Required work »
Go through the data below. List every line that holds the word "admin".
Data supplied Start Marker
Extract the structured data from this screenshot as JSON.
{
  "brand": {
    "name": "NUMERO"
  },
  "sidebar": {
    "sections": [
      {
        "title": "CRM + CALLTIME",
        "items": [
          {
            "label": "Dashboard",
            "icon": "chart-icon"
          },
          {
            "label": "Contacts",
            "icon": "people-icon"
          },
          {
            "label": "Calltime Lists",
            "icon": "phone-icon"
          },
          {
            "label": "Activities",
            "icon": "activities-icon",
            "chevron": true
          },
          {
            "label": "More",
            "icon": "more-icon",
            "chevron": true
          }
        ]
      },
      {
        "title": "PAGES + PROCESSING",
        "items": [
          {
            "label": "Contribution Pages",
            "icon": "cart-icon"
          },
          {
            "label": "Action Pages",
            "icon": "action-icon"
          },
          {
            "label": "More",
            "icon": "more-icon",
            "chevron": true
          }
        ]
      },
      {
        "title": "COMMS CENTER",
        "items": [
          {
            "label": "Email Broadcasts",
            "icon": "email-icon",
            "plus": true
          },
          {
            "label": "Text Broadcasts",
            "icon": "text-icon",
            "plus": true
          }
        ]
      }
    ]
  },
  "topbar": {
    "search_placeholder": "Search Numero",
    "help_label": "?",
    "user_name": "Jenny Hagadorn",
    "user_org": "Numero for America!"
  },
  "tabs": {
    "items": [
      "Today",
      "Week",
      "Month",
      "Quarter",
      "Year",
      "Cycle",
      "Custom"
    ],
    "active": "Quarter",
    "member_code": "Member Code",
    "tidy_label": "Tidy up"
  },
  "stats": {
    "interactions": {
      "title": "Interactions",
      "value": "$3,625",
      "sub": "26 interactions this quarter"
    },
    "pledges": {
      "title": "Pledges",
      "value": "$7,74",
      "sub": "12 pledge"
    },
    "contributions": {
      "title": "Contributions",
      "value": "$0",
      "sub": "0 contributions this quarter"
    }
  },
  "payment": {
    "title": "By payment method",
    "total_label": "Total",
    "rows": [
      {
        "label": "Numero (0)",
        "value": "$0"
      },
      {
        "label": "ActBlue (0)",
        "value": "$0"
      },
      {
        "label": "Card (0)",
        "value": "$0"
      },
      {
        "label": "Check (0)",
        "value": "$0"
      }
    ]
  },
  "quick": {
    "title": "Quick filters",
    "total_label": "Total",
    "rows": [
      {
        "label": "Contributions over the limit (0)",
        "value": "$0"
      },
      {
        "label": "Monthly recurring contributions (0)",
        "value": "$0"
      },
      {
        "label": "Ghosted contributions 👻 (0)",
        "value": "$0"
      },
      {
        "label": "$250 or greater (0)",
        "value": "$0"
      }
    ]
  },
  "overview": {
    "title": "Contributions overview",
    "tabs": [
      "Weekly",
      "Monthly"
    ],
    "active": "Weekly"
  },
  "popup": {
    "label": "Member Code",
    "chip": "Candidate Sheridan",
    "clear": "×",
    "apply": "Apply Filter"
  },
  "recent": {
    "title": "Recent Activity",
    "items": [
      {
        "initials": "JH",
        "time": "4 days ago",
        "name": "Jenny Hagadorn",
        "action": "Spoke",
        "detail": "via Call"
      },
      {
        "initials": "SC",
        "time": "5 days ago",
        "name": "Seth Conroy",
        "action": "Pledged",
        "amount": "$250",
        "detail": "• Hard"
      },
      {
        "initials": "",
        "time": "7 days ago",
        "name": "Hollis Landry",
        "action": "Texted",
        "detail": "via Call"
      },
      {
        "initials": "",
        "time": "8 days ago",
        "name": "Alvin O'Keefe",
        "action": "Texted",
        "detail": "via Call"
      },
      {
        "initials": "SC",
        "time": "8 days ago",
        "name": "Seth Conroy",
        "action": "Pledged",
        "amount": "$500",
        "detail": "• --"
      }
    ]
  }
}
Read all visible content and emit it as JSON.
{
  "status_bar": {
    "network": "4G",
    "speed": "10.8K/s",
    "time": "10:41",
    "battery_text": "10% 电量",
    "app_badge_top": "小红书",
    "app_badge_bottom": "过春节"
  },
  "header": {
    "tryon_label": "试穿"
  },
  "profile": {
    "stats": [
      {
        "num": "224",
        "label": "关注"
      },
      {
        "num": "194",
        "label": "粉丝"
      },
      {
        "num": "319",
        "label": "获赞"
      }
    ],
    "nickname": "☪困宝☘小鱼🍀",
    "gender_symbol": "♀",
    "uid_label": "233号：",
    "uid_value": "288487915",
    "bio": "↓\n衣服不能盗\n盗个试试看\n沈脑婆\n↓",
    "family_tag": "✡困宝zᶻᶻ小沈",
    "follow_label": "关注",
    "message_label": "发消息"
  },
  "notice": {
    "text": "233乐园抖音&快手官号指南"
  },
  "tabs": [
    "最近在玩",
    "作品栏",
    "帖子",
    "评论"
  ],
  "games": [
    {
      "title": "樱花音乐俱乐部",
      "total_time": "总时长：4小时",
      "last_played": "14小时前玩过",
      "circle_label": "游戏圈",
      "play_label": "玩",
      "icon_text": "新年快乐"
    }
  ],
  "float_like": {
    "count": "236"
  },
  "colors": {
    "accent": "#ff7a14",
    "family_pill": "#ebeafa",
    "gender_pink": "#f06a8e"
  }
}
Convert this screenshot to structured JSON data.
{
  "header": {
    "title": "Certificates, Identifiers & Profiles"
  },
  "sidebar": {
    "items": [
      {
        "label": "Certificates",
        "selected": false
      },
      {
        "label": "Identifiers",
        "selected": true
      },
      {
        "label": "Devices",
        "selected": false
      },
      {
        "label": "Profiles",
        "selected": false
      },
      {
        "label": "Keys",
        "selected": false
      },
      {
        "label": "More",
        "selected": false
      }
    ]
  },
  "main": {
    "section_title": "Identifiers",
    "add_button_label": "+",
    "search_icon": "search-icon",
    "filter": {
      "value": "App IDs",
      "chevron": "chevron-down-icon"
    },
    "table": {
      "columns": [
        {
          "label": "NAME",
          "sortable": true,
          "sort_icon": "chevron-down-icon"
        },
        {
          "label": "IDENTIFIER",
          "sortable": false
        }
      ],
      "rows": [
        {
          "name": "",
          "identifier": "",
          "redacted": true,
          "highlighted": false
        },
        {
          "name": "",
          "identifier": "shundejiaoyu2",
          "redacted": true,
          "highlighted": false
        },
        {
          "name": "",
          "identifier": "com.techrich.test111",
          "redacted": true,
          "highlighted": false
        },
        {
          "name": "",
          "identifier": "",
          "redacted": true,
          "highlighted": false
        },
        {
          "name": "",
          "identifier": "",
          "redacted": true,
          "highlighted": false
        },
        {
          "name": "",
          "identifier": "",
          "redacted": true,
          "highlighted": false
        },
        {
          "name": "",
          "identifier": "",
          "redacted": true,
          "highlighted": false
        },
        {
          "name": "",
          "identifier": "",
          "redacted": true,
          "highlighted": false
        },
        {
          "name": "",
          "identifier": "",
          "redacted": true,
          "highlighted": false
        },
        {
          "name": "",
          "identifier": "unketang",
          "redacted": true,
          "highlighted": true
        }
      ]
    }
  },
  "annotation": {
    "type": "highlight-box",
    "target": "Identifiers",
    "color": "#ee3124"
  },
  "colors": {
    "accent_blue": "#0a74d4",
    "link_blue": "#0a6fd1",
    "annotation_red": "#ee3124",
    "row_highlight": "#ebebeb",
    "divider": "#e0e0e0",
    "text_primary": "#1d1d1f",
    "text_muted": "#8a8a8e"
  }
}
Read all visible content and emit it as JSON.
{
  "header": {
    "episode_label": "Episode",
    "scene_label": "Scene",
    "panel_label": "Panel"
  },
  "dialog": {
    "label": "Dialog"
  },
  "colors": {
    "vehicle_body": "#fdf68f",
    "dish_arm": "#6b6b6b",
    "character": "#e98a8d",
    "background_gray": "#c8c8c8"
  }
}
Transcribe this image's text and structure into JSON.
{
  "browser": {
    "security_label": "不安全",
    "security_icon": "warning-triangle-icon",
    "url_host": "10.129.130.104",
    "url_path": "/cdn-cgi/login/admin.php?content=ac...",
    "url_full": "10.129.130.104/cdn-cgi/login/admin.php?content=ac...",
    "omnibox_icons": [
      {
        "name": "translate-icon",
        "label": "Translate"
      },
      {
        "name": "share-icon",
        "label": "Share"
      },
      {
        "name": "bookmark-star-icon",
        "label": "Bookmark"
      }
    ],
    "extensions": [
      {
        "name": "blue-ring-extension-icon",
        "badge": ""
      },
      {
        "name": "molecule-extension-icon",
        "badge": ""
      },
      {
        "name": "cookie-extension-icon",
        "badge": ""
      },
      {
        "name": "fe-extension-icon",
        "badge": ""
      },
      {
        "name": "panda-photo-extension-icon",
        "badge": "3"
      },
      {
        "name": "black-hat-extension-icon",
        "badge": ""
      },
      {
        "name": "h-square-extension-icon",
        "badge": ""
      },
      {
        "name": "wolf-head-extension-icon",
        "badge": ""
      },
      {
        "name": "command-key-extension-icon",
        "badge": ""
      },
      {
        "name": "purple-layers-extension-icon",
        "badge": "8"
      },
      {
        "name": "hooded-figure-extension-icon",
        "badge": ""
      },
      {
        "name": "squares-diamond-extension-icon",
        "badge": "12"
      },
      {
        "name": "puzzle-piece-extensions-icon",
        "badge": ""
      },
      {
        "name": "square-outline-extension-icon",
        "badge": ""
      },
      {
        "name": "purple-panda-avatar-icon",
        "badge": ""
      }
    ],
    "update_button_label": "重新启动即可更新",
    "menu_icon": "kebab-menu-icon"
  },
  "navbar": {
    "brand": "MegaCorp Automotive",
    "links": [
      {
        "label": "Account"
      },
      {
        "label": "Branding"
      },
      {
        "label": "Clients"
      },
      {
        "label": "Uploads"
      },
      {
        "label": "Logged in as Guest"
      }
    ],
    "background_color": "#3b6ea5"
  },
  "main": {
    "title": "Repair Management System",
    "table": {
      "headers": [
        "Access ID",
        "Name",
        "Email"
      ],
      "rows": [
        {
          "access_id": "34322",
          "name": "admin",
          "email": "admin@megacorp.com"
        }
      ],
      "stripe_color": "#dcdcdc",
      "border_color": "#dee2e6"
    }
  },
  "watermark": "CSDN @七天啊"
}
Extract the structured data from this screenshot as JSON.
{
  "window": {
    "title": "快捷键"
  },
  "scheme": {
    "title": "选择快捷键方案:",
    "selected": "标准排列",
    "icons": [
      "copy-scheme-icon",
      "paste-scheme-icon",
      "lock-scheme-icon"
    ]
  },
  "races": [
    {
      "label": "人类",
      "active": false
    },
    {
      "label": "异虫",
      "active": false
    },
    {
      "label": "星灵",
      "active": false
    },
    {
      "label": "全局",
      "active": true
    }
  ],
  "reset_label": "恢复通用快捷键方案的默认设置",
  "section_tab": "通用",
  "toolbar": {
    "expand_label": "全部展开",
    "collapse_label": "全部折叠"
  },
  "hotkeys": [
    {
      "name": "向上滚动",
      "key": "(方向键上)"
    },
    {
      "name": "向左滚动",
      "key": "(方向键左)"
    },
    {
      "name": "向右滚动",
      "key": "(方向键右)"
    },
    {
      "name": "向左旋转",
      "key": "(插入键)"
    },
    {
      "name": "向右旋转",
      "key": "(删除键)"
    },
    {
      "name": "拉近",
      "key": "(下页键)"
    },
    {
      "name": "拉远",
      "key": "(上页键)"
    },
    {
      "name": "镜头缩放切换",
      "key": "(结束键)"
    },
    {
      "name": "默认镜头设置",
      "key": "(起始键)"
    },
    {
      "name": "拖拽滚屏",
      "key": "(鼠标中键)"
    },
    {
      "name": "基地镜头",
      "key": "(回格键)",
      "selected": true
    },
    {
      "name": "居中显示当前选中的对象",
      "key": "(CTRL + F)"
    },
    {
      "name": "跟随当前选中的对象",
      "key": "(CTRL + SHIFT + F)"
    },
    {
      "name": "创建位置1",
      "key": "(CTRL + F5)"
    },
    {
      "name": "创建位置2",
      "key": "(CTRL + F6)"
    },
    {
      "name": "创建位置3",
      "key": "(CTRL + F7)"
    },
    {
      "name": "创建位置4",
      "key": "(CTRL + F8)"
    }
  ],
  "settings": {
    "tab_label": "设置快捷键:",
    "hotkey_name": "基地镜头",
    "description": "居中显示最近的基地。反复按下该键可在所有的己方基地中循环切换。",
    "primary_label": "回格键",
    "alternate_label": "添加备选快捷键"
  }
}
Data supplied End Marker
Expected answer »
    "url_path": "/cdn-cgi/login/admin.php?content=ac...",
    "url_full": "10.129.130.104/cdn-cgi/login/admin.php?content=ac...",
          "name": "admin",
          "email": "admin@megacorp.com"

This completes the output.